In the fall of 1966, African American activists from the impoverished North End of Flint, Michigan, turned out en masse for a series of hearings on racial inequality sponsored by the state’s Civil Rights Commission. One of those who testified, Ailene Butler, drew links between the segregationist policies that had created the North End and the corporate practices that had immiserated its inhabitants.
Article in Belt Magazine – Dispatches from the Rust Belt
These past few months, the news has been full of stories about the water contamination in Flint, Michigan. As a native of the city with family and friends who still live there, this story has been particularly painful. The reality of the situation, however, is that even if Fiji water flowed from Flint faucets, the residents there would still be suffering from decades of neglect and disinvestment. My recent article, published in Belt (as in “Rust Belt”) Magazine, chronicles Flint’s decline in personal terms, and describes what must be done to reestablish Flint to what it once was – a model city.
To read the article in Belt Magazine, click on the link below.
To get a PDF file of the original article text, click here.
While in NYC yesterday, I decided to try to see “Hamilton,” the Broadway phenom. After walking to the theater and standing in the “cancellations” line for an hour, a young lady came up and offered two tickets for $560 each. The guy next to me (Drew) and I negotiated her down, and outbid another guy in line, and ended up paying $310 each. Yeah, crazy, I know. But it was a bargain! Our seats were 4th row orchestra, and we could almost smell the actors!
The originator, writer, composer, and lead actor in the show was Lin-Manuel Miranda. I immediately recognized him from somewhere. Just before intermission, I realized that he was the star of one of Nadiyah and my favorite Sesame Street episodes! It’s the one where Big Bird decides to move to a new habitat. See the trailer here: https://m.youtube.com/watch?v=B33uEhlt8wA
The show was amazing. What a day! What a lucky, lucky day.

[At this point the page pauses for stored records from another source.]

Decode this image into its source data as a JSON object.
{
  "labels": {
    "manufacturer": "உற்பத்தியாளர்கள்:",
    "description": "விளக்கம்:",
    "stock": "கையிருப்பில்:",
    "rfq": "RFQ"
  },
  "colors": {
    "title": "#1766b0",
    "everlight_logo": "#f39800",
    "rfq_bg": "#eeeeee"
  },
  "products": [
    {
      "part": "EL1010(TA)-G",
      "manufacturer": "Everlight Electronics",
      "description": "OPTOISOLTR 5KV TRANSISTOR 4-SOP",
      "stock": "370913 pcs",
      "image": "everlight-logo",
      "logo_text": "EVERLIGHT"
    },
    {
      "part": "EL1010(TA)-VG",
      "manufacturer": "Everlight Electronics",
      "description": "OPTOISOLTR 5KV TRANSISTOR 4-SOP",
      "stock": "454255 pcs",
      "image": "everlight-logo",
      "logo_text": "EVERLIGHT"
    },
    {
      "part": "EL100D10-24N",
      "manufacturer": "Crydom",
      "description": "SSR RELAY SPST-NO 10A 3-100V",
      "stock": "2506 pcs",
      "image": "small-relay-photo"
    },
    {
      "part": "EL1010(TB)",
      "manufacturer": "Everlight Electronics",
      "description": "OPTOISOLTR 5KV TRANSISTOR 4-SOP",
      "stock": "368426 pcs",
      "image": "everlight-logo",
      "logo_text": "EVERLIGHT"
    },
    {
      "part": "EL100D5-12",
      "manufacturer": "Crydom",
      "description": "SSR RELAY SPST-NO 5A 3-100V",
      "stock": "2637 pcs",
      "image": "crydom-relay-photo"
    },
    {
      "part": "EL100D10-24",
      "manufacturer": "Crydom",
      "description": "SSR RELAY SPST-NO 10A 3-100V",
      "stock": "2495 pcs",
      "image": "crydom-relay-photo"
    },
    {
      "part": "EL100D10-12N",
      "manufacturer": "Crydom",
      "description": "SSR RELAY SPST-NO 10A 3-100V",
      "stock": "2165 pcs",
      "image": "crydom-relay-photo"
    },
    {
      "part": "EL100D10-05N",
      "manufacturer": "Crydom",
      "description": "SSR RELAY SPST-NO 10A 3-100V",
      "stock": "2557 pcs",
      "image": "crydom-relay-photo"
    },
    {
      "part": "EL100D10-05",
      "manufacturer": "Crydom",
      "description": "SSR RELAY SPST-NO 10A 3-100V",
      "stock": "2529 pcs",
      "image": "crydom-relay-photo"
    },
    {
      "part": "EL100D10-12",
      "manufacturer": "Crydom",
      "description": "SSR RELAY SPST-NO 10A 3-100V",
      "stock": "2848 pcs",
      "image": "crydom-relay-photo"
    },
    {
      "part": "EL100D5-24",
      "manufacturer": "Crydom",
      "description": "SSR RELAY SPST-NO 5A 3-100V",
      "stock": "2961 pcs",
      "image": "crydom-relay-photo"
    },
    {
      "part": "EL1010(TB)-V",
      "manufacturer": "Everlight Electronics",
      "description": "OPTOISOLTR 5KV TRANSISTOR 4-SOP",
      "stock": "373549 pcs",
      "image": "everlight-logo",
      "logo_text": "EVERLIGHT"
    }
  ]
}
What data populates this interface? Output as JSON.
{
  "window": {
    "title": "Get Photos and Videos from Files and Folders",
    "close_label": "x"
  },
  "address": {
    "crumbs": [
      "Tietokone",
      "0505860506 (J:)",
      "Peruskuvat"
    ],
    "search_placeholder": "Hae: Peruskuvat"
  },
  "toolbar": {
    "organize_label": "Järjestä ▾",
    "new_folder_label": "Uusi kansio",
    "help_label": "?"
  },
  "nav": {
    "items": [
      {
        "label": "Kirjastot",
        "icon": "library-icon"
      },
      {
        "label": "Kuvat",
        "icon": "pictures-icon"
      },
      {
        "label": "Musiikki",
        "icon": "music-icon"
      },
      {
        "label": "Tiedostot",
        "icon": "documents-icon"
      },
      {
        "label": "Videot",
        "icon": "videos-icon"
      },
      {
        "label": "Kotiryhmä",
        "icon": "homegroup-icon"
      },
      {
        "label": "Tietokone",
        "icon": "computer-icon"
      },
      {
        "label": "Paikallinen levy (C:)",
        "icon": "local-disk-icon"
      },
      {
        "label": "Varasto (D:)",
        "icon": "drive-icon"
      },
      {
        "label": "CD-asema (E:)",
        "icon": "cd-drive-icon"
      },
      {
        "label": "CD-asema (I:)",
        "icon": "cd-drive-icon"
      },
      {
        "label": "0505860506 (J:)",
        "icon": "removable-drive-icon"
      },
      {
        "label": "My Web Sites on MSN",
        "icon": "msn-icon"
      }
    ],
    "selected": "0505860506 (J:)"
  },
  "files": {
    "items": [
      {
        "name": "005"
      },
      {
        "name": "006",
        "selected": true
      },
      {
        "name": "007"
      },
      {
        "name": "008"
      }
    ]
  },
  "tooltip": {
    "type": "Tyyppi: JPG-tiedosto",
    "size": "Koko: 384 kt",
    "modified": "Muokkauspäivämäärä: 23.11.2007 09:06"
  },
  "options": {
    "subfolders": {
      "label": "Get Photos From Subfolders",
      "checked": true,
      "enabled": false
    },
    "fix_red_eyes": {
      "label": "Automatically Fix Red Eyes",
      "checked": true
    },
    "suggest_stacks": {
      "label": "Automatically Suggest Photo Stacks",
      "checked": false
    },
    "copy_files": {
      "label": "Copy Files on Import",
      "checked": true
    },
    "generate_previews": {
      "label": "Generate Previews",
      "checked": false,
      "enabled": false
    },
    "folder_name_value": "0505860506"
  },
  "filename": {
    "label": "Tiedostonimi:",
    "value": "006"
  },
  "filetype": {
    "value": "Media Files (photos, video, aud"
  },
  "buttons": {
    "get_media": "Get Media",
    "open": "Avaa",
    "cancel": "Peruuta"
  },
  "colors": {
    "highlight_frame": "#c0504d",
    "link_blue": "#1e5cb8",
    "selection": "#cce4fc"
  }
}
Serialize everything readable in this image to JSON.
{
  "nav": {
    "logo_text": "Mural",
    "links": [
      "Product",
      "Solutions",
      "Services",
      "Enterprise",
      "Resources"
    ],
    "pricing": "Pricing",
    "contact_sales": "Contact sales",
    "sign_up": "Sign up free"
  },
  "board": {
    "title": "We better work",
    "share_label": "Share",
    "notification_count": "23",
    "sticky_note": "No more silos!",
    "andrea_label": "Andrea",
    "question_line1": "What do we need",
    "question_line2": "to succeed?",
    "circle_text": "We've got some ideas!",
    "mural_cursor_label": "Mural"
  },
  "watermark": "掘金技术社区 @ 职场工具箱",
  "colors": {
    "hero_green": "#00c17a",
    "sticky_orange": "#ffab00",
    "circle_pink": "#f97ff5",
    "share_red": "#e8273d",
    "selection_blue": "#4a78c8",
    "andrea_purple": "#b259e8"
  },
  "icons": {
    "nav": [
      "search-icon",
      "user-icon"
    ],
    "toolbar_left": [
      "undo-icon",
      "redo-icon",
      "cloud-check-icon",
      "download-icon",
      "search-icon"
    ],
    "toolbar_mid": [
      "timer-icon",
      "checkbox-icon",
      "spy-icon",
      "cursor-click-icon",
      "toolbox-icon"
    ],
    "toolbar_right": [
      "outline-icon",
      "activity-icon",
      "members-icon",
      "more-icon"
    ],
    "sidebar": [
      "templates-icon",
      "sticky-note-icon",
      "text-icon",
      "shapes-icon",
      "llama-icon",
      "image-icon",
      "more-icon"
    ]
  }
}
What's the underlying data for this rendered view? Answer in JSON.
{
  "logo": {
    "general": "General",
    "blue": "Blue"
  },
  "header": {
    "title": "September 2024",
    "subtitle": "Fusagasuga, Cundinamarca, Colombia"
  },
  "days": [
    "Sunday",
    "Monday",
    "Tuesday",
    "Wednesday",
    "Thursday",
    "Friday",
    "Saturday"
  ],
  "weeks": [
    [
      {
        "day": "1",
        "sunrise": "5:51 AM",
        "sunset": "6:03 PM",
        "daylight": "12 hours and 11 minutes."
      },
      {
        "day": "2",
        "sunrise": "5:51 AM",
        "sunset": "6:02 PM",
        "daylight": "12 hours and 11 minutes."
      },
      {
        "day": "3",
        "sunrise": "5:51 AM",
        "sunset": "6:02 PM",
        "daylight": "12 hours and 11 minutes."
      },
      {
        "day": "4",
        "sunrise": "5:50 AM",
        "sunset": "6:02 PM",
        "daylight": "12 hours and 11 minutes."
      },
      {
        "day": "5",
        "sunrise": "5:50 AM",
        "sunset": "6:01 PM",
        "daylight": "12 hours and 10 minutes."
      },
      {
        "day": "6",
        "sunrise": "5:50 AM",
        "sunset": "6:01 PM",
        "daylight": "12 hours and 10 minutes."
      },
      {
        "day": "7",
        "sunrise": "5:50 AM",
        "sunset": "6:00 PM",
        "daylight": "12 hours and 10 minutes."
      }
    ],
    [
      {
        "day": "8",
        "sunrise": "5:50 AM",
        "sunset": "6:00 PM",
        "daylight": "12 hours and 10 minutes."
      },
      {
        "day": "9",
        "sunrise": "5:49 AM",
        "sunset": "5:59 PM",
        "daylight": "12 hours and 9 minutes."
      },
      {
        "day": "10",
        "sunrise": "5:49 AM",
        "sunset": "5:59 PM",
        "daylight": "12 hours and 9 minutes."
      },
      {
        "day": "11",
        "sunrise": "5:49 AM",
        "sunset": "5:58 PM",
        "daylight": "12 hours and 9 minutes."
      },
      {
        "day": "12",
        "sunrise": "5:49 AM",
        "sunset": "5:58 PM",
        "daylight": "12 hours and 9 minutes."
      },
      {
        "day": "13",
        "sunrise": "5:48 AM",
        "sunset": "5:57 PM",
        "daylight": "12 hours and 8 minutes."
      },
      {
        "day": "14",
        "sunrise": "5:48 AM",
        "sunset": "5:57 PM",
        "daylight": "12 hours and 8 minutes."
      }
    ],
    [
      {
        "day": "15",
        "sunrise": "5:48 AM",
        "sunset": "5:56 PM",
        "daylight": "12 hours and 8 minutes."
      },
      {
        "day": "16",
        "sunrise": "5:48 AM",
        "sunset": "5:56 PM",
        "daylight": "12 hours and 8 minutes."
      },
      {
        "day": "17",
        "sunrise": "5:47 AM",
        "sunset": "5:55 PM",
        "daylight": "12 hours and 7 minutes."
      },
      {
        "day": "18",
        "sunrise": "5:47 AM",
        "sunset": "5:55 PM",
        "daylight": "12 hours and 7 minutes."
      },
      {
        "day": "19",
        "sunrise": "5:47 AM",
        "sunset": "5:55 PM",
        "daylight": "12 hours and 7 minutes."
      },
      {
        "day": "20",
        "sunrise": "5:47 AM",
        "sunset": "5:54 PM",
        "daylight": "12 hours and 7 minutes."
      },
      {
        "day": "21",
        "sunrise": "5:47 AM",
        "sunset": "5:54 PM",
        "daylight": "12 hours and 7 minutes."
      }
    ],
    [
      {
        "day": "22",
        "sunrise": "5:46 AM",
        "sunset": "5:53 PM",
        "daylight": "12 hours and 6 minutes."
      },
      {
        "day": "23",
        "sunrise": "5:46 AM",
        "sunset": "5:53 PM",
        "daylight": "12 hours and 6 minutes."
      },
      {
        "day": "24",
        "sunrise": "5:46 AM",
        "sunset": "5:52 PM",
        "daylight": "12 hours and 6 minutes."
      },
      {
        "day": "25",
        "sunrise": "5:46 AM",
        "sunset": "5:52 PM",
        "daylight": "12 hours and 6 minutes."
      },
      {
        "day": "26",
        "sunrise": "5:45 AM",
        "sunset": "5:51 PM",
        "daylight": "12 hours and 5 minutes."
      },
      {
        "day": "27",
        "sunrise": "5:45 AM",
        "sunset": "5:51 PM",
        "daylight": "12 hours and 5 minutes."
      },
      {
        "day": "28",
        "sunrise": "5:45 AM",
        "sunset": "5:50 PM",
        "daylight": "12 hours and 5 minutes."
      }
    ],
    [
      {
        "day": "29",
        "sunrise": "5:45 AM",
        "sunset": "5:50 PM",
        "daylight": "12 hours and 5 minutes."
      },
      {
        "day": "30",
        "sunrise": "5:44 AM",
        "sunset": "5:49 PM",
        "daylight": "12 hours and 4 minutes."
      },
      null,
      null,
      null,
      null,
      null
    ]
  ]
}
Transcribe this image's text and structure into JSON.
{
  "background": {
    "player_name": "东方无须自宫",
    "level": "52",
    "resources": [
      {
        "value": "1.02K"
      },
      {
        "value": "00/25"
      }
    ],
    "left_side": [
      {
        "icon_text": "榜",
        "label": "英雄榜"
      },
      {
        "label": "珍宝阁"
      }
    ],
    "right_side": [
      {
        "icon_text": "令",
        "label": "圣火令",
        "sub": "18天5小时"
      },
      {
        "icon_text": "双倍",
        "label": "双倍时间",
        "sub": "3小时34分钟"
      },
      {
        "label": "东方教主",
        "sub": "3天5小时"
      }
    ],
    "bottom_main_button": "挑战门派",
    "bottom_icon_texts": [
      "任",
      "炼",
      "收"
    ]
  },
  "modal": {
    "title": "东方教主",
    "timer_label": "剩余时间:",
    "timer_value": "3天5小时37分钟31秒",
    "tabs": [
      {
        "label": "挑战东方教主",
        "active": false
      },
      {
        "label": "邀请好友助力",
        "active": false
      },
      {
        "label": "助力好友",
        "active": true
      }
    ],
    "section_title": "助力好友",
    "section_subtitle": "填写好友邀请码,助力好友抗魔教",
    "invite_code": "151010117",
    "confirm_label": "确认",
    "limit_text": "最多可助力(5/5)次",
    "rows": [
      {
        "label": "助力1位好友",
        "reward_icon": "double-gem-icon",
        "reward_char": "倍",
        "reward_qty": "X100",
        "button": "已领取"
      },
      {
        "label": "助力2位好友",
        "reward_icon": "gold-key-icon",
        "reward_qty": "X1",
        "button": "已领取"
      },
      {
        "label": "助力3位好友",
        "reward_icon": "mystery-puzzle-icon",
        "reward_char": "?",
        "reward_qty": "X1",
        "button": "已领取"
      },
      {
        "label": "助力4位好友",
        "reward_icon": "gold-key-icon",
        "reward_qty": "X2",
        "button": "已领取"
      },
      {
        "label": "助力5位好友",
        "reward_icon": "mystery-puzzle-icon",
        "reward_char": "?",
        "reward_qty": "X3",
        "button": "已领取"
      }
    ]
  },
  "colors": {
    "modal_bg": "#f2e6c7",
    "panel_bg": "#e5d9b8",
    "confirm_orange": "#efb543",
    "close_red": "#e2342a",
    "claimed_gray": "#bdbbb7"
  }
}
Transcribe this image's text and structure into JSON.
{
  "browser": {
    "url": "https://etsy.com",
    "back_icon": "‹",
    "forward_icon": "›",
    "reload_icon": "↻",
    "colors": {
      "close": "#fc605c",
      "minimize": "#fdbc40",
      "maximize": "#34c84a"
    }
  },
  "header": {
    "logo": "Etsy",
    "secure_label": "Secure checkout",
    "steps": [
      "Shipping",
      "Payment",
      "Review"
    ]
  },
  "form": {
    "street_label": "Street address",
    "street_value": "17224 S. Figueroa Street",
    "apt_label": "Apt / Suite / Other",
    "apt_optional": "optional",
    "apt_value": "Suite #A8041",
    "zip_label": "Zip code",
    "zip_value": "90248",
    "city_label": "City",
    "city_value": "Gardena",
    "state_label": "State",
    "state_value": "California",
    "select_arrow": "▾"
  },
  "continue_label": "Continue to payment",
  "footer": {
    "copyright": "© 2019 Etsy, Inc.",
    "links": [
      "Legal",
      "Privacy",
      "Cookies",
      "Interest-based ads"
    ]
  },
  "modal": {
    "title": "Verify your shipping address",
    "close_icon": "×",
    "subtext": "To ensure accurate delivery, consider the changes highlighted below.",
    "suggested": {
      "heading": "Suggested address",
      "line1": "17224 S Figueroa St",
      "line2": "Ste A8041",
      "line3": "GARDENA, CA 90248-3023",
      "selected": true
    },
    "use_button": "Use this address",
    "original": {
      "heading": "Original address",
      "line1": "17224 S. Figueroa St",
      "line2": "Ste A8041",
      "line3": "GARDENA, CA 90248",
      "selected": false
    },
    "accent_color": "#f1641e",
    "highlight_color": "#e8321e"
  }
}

2015 was a year of anniversaries – some happy, some sad, some bittersweet. As each anniversary came and went this year, I made a mental note, but didn’t otherwise recognize it. Doing so distracted me from the flow of daily events, and besides that, it made me feel old. However, sitting here on the eve of the eve of a new year, I feel like collecting and recognizing these anniversaries. If you were a part of any of them, you know how special they were. Continue reading